Cycle of the Peacock
Ovipositing begins in May when olive-green oblong eggs are deposited
in large clusters of 300-400 eggs and
in layers, under the young leaves of Common Nettle Urtica dioica.
The larvae hatch within 7-21 days and like
the Small Tortoiseshell they spin a tent on the top of the plant
by drawing a few leaves together with silk
where they live, moult and feed together. When these leaves
consumed they move on to fresh leaves to build another retreat.
The mature larvae are velvety black with finely
speckled white dots and many black spines. After about one month,
when fully grown, they disperse to pupate.
feeding on nettles - before and after
The pupa is suspended, vertically downwards, by the cremaster from a
silken pad spun on the vegetation up to a metre
from the ground. The pupal stage c.2-4 weeks.
Adults emerge from mid-July onwards and are in reproductive
diapause. They seek out the nectar of
plants, especially Buddleia and Thistle in order
to build up body reserves for hibernating. They usually enter
hibernation by mid-September.
the adult takes place in tree trunks, dark buildings and occasionally in
houses from about mid-
September to the following spring when they resume flight on
the first warm sunny day.

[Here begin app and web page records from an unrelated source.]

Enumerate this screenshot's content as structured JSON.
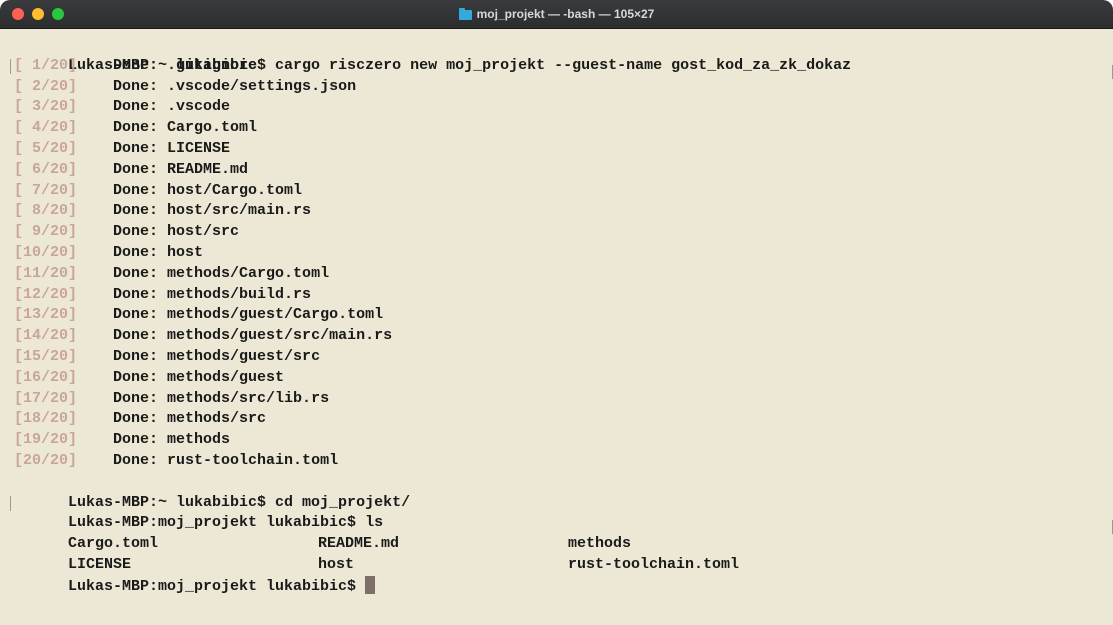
{
  "window": {
    "title": "moj_projekt — -bash — 105×27",
    "colors": {
      "background": "#ece8d5",
      "progress": "#c9a59a",
      "text": "#1a1a1a"
    }
  },
  "terminal": {
    "command1": "Lukas-MBP:~ lukabibic$ cargo risczero new moj_projekt --guest-name gost_kod_za_zk_dokaz",
    "progress": [
      {
        "counter": "[ 1/20]",
        "text": "Done: .gitignore"
      },
      {
        "counter": "[ 2/20]",
        "text": "Done: .vscode/settings.json"
      },
      {
        "counter": "[ 3/20]",
        "text": "Done: .vscode"
      },
      {
        "counter": "[ 4/20]",
        "text": "Done: Cargo.toml"
      },
      {
        "counter": "[ 5/20]",
        "text": "Done: LICENSE"
      },
      {
        "counter": "[ 6/20]",
        "text": "Done: README.md"
      },
      {
        "counter": "[ 7/20]",
        "text": "Done: host/Cargo.toml"
      },
      {
        "counter": "[ 8/20]",
        "text": "Done: host/src/main.rs"
      },
      {
        "counter": "[ 9/20]",
        "text": "Done: host/src"
      },
      {
        "counter": "[10/20]",
        "text": "Done: host"
      },
      {
        "counter": "[11/20]",
        "text": "Done: methods/Cargo.toml"
      },
      {
        "counter": "[12/20]",
        "text": "Done: methods/build.rs"
      },
      {
        "counter": "[13/20]",
        "text": "Done: methods/guest/Cargo.toml"
      },
      {
        "counter": "[14/20]",
        "text": "Done: methods/guest/src/main.rs"
      },
      {
        "counter": "[15/20]",
        "text": "Done: methods/guest/src"
      },
      {
        "counter": "[16/20]",
        "text": "Done: methods/guest"
      },
      {
        "counter": "[17/20]",
        "text": "Done: methods/src/lib.rs"
      },
      {
        "counter": "[18/20]",
        "text": "Done: methods/src"
      },
      {
        "counter": "[19/20]",
        "text": "Done: methods"
      },
      {
        "counter": "[20/20]",
        "text": "Done: rust-toolchain.toml"
      }
    ],
    "command2": "Lukas-MBP:~ lukabibic$ cd moj_projekt/",
    "command3": "Lukas-MBP:moj_projekt lukabibic$ ls",
    "ls_rows": [
      [
        "Cargo.toml",
        "README.md",
        "methods"
      ],
      [
        "LICENSE",
        "host",
        "rust-toolchain.toml"
      ]
    ],
    "prompt": "Lukas-MBP:moj_projekt lukabibic$ "
  }
}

They are seen on the wing from c.late February to early
March onwards, when mating and ovipositing takes place.